Like many religious practices, bathing the dead transcends the ordinary and its full reasons are not known to man. In the Jewish custom, the Chevra Kadisha are called, the evening of the Tahara (ceremonial washing) and they organize the bath. The bath is recognized as not only physical but a spiritual purification necessary to enter God’s realm in a state of ‘ritual purity’ akin to the state in the mother’s womb.

For Muslims, the dead are washed 3-7 times in a special spiritual ritual (Ghusl) way. Water is used and at different times camphor and Sidr (green lotus, Jojube) are put in the water. While the exact physical and spiritual reasons for this wash format are best known to God, Sidr is leaf which is religiously used to purify from witches and bewitchment. A metaphysical benefit of Sidr in the bath of the dead can thus be seen.

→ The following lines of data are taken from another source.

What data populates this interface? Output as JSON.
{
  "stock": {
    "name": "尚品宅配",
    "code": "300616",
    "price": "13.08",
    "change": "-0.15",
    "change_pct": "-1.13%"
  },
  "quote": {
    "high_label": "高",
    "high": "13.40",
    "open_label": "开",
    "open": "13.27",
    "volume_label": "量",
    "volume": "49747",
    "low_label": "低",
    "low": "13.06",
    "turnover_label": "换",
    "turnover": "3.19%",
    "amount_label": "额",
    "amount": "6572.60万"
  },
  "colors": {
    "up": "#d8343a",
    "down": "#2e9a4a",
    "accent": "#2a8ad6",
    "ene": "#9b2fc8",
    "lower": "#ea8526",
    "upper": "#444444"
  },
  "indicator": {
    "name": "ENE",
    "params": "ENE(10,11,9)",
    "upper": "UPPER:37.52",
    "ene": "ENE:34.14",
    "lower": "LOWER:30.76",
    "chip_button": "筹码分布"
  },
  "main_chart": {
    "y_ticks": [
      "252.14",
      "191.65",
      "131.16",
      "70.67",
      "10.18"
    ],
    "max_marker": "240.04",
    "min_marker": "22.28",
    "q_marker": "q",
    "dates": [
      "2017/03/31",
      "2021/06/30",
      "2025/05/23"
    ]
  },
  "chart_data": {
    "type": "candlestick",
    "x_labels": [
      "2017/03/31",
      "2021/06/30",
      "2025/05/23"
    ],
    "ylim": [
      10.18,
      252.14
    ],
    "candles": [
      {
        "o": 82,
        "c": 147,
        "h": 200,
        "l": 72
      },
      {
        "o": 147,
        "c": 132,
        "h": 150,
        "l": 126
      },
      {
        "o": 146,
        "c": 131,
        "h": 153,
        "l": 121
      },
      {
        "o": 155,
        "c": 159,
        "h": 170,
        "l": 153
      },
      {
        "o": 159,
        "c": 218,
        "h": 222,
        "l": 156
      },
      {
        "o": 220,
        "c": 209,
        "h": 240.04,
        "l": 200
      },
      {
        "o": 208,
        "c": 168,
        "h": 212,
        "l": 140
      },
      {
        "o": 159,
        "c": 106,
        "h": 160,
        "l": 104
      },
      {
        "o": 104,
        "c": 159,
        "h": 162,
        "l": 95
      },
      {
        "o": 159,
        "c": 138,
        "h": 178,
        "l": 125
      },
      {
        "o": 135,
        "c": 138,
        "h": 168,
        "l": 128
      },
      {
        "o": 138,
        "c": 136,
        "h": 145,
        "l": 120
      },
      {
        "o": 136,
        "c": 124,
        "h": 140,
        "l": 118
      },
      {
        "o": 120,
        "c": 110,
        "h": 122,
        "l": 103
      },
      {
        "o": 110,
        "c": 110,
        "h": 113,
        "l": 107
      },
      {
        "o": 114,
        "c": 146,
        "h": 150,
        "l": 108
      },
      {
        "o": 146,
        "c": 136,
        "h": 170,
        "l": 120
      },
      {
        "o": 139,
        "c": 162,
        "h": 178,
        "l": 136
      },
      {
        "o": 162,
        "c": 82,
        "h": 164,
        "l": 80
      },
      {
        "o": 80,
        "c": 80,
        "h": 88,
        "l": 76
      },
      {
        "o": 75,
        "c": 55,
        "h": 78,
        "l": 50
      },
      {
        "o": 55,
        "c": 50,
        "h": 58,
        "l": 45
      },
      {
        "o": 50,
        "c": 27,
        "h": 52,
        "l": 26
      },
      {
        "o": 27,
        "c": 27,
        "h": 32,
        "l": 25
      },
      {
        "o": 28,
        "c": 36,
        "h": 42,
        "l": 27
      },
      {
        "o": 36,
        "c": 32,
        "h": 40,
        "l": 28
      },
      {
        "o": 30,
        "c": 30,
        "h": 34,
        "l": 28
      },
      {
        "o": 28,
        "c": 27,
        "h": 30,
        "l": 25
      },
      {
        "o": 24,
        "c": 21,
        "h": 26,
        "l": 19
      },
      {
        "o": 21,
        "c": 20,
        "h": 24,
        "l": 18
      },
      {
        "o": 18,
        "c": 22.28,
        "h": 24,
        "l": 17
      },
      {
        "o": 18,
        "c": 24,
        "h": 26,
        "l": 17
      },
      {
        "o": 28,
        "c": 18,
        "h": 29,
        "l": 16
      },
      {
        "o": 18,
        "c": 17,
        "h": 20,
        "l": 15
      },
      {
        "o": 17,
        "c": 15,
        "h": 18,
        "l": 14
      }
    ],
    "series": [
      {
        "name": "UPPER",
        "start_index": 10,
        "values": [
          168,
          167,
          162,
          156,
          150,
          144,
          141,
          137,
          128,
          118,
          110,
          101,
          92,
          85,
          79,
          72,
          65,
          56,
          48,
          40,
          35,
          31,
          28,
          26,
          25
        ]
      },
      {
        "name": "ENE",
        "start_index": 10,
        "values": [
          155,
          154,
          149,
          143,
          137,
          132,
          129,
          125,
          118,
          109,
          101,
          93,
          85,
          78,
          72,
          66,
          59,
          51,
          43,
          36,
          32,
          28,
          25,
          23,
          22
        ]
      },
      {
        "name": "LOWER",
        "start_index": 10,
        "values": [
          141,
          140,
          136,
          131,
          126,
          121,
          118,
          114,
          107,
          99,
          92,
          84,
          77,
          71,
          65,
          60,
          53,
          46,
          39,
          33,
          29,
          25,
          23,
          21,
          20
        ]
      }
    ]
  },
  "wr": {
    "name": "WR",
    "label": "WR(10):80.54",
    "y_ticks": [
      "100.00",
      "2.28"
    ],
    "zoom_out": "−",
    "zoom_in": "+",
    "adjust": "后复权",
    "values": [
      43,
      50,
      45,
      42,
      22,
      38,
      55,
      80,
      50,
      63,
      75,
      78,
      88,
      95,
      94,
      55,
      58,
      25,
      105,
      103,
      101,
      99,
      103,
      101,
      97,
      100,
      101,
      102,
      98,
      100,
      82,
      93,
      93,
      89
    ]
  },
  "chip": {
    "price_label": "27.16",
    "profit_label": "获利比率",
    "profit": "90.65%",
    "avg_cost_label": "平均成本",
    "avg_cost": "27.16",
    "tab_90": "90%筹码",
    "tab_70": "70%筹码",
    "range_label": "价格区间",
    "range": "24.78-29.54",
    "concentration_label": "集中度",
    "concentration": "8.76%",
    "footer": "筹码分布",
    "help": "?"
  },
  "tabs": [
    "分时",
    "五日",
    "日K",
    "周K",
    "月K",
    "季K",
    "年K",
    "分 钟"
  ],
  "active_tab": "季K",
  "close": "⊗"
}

Image: Nusaiba, a missing person possibly buried in mass grave in Mando, Kaduna by the state government
Image: Nusaiba, a missing person possibly buried in mass grave in Mando, Kaduna by the state government

The second chemical used to wash the dead is camphor. It is odd that this is used, but of course, for the Muslim God knows best. Camphor has been researched to have peculiar effects on the human body. It is said to increase nerve stimulation and when applied to the skin, it has an interesting effect: it “induces both cold and warm sensations,” in the skin, according to Tomohiko Kotaka Et al. In their 2014 article on the effects of cancer, published in the Biological and Pharmaceutical Bulletin, they found that camphor also increases blood circulation.

Why would camphor be used for washing the dead? Well, apart from the spiritual reasons, its effects on the skin could well point to the benefits of this ritual. Along with other procedures of washing the dead, (which include sitting them up and ensuring any discharge is expelled from their mouth and nose, and turning them side to side as you wash each) the camphor by stimulating the nerves, producing a cold and hot sensation and getting the blood flowing will help to jolt anyone in a comatose or apparent death state back to life, as compared to freezing them right away or dumping them unbathed in graves.

Physicians and regular people commonly make errors of declaring people dead who are not. Sometimes the dead may be having tonic immobility or other unexplained flaccidity/loss of tone of their muscles and their pulse may not even be detected or may be absent for a while, thus prompting their being qualified as dead. Many a time, those deemed dead recover. Many times false deaths calls are made after head trauma which leads to an unconscious state. People declared dead have recovered several days later in morgues. The highly intimate bathing practice ahead of an undelayed burial with the highly personal relationship with the dead during the bath helps to give the ‘dead’ or as it may be, false dead a chance at life. The camphor helps get blood flowing and cooling and warming the body, is very potent in jolting them back up.

A 72 year old women in India declared medically dead after she hit her head was found to ‘come back to life’ during her burial rituals. Quoting the Times of India from 2012, “When some women were performing the ritual of bathing the ‘dead body’, they realized she was breathing.”

In September of last year, also in India at a Muslim charity burial preparation home, the Dawn reports that “a middle-aged woman (Mrs Manzoora) believed to be dead woke up at the Edhi morgue on Monday when she was being given the ritual bath prior to her burial, family and charity officials said.”

Thus whenever we are in a position of determining what happens to a dead person in our ward or when we are to make suggestions to others on such medical and spiritual affairs, it is important we apply our best judgment and promote best medical and religious ethics, whatever our religion my be.

We would not wish to violate the dead or bury the living.

Dr. Peregrino Brimah; @EveryNigerian